::: Excerpted data

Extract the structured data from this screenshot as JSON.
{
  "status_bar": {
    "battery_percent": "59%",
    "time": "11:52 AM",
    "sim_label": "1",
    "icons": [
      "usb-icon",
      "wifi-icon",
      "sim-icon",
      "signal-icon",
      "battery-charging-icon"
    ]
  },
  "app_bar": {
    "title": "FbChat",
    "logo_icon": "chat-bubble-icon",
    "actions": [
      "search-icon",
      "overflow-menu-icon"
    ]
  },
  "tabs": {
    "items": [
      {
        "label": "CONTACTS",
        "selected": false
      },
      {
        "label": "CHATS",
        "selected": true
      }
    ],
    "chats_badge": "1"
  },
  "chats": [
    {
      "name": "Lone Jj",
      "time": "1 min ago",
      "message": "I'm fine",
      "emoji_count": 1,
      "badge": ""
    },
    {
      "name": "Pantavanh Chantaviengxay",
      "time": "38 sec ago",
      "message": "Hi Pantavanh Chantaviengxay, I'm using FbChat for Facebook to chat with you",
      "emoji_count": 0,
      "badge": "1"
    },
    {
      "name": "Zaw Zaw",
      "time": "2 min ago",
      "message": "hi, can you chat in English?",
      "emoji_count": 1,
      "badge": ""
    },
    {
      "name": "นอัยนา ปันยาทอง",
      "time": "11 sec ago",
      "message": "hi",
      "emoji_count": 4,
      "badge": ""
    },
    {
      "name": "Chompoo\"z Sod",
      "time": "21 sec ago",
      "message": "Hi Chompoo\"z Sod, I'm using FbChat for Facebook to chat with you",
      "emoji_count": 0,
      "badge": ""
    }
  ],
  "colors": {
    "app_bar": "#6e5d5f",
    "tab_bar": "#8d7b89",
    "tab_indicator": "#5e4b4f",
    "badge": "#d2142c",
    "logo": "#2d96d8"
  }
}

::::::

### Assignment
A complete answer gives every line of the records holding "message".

### Output of the task
      "message": "I'm fine",
      "message": "Hi Pantavanh Chantaviengxay, I'm using FbChat for Facebook to chat with you",
      "message": "hi, can you chat in English?",
      "message": "hi",
      "message": "Hi Chompoo\"z Sod, I'm using FbChat for Facebook to chat with you",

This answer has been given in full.